From left, Christine Hannah, John Carr, Steve Cleverly and Peter Caccia-Birch with the carved kauri sign.
Peter Caccia-Birch presents the Roberts Memorial Trophy to Jake Littler, who won the 200-metre sprint for primary school aged-children.
A new 100-metre path planted with 40 native tree species was officially opened at Highfield Garden Reserve in Algies Bay last month.
A large carved kauri slab listing all the species planted along the Lily Pond Track was unveiled by Mahu Community Trading Post chair John Carr and Warkworth Community Shop manager Christine Hannah, both of whose organisations donated funding to the project.
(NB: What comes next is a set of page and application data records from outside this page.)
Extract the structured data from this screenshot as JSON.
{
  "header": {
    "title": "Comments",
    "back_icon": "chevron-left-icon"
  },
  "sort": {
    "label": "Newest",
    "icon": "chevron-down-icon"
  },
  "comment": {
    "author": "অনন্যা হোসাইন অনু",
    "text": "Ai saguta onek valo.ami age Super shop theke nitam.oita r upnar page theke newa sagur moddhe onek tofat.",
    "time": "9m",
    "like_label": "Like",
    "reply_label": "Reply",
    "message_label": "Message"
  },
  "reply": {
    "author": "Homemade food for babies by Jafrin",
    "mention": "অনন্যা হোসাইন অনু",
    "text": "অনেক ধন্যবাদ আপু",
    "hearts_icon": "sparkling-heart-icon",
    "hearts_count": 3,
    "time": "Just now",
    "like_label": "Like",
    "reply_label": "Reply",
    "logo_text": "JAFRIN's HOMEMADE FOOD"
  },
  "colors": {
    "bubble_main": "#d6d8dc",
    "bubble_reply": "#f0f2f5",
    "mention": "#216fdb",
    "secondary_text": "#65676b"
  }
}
The 500-year-old kauri slab was donated by Peter Caccia-Birch, who manages the Highfield donkeys at the reserve, and inscribed with the tree varieties by Steve Cleverly.
Peter said creating the path, which runs along the southern edge of the parkland, was a 10-year project entirely carried out by volunteers, and there was still some planting to be done.
He thanked the volunteers, funding donors, Auckland Council and Rodney Local Board for their support.
The path opening coincided with the 51st annual Highfield Christmas Donkey Day, where 60 children enjoyed traditional games and races, a barbecue and a visit from Santa.